Georges Dumézil (1898-1986) wrote extensively about the ancient Romans and about Indo-Europeans. His classical erudition is unimaginable by today’s standards: I don’t think it is possible today to find someone whose knowledge of the classical world can be in the least comparable to his. In this sense, his writings are invaluable, a real treasure. (For a good introduction to Dumézil’s life and work, you can take a look at this web-site; it’s worth a visit).
In Archaic Roman Society (original title: La Religion Romaine Archaïque), Dumézil offers a complete description of the religion of the Romans from the foundation of the city (probably in the 8th c. BC) to the times of the Civil Wars (at the beginning of the 1st c. BC). Before I read this book, I was still influenced by the stereotype that sees the Roman gods and rituals as mere adaptations of the Greek originals, e.g. the Roman god Mars as the local version of the Greek Ares, and so on. What I discovered in this book was a completely different picture: below the surface of the highly-Hellenised pantheon and imagery, there was an extraordinarily rich world of archaic rituals and divinities. Dumézil describes it in detail and compares it to the religious practices of other ancient societies. In some cases the correspondences are striking, e.g. the ones between Rome and Vedic India. One gets the idea that there are some deep links between the religions of these two distant Indo-European (IE) peoples, and that these similarities must derive from a common IE religion or society. This apparently simple truth is, however, based on some important misconceptions, as I will try to show below.
Dumézil carried out most of his research in the first half of the 20th c., when the traditional model for IE, including its chronology, had not been challenged. It was thought that, by the fourth millennium BC, the proto-Indo-Europeans were still a single society with their own religious thoughts and their own types of social structure. When they started to spread throughout the world, they brought with them their language and also many aspects of their societies, including religious thoughts. Dumézil and other authors discovered many similarities between the various IE societies, which they used as evidence for their theories. Dumézil developed the Tripartite Theory, which sees IE religion as a reflection of the tripartite structure of the original IE society. Most of his writings revolve about this theory, which he tried to refine with plenty of examples, e.g. using the inscriptions of the Mitanni. The good thing about it is that in his search for the 'original' IE society, he offers a very rich description of the ancient world of Eurasia. In my opinion, however, his theory is nowadays untenable. First, because the traditional chronology of IE, as we have variously seen in this blog, is basically wrong (see e.g. this post, or this one). The evidence for this alternative model was not available in Dumézil’s time, which explains why the old chronology was unanimously accepted. On the other hand, it is obvious that the diffusion of religious thoughts or other ideological elements is independent from the diffusion of languages. The parallelisms discovered by Dumézil and other scholars are no doubt interesting and mostly true, but they do not work as proof of the original unity of the Indo-Europeans. His idea of the tripartite functions can hardly be conceived as an exclusive characteristic of the Indo-Europeans. The same can be said about religious elements and any other cultural item: there is nothing exclusively IE in them. They were shared by societies that spoke both IE and non-IE languages.
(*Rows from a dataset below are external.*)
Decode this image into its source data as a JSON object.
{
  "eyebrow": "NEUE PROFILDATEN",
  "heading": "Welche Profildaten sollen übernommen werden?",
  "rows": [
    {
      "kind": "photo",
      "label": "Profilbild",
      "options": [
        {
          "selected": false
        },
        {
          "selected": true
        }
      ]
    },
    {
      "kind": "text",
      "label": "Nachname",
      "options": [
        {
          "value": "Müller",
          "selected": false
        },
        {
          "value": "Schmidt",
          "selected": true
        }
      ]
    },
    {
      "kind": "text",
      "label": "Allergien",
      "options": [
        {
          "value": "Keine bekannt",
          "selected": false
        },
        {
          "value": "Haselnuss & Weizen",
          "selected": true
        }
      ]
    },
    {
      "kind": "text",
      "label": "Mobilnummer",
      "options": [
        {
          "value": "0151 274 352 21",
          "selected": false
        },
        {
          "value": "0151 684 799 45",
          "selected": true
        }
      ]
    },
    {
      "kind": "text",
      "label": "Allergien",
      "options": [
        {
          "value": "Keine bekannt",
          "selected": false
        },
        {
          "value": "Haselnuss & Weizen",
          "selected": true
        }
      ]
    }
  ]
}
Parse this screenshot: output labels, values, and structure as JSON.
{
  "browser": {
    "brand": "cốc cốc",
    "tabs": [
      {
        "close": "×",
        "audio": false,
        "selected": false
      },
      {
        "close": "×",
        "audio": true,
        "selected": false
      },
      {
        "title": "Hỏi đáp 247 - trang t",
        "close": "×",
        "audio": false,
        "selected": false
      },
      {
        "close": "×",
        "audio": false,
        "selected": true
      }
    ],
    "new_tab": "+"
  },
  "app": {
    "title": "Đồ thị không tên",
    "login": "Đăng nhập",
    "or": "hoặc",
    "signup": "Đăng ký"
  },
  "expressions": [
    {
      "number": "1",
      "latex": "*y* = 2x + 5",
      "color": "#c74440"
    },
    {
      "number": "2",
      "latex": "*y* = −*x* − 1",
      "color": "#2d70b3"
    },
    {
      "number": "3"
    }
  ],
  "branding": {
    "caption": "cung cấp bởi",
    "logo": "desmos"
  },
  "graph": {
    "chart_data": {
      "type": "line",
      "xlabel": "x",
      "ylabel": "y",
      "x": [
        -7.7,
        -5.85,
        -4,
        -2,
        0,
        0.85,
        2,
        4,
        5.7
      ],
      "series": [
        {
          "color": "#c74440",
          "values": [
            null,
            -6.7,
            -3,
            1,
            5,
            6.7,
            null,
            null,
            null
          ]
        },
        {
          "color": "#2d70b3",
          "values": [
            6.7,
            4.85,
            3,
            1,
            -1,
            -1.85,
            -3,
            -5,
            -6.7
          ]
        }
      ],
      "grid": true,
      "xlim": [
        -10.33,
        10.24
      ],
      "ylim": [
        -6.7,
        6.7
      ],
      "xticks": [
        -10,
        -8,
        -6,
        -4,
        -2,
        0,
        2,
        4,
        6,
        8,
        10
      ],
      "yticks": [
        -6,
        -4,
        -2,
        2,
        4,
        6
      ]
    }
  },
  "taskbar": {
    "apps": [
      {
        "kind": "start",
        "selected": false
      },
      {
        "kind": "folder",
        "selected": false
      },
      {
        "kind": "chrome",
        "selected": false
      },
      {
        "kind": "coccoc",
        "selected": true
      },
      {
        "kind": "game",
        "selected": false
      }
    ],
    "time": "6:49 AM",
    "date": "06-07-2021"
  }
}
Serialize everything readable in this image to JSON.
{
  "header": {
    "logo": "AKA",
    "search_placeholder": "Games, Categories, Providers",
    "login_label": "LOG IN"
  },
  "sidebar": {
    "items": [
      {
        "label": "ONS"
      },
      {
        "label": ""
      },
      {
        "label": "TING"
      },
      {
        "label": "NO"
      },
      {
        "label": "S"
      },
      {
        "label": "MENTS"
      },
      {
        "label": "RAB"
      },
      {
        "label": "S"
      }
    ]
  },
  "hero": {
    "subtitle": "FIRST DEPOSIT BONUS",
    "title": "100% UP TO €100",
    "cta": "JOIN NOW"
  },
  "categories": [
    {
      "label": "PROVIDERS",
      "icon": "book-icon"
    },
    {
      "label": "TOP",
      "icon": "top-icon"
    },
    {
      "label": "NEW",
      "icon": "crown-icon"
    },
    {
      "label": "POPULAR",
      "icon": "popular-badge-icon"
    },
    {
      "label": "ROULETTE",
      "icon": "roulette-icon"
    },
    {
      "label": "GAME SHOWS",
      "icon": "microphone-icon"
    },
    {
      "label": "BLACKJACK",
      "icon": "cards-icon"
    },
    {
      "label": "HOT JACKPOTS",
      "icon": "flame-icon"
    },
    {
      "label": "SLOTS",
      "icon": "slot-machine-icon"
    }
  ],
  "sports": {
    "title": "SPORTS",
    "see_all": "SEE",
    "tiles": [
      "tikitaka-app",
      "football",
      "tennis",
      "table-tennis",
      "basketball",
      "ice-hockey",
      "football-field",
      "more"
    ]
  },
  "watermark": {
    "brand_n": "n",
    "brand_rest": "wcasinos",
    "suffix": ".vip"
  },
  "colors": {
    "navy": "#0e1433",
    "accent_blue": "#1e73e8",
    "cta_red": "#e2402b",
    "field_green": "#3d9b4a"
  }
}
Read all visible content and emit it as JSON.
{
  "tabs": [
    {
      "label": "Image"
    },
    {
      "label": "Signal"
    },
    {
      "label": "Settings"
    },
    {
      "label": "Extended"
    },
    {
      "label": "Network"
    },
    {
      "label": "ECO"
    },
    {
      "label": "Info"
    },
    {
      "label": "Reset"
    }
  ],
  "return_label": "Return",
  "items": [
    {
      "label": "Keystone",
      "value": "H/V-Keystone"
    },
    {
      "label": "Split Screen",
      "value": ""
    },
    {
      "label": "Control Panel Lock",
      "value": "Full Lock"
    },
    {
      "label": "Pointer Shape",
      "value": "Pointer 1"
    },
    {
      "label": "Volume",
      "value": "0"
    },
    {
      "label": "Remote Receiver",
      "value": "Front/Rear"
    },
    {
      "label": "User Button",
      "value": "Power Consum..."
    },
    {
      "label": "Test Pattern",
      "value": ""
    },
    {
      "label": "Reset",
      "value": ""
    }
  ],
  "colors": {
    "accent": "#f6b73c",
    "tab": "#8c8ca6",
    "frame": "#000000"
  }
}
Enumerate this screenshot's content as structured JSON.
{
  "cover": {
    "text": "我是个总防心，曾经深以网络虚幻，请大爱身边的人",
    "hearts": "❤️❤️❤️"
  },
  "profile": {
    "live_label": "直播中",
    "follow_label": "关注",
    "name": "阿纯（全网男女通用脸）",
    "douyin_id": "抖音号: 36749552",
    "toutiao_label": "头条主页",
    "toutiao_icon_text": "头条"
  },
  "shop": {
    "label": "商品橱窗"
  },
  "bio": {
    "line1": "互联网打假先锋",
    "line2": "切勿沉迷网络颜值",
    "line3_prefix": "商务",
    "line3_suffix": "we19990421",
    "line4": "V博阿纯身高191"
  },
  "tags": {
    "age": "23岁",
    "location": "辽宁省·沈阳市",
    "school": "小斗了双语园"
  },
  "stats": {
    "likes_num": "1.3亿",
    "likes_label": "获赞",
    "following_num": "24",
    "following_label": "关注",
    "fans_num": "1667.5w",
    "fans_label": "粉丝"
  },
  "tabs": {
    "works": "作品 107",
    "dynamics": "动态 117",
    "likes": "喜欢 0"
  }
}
Dumézil wrote at a time when historical linguistics and IE studies were still dominated by traditional ideas that can no longer be tenable. Does this mean that Dumézil’s writings must be discarded as basically wrong? Not at all. As I said before, they show extraordinary erudition and richness in every detail. Dumézil belonged to a great tradition of French scholars who made important contributions in the field of Classical and IE studies in the second half of the 19th c. and the first half of the 20th c. The list includes, among others, the following names: Bréal, Bailly, Benveniste, Ernout, Meillet, Dumézil, Grimal. I can only express my deepest admiration for them.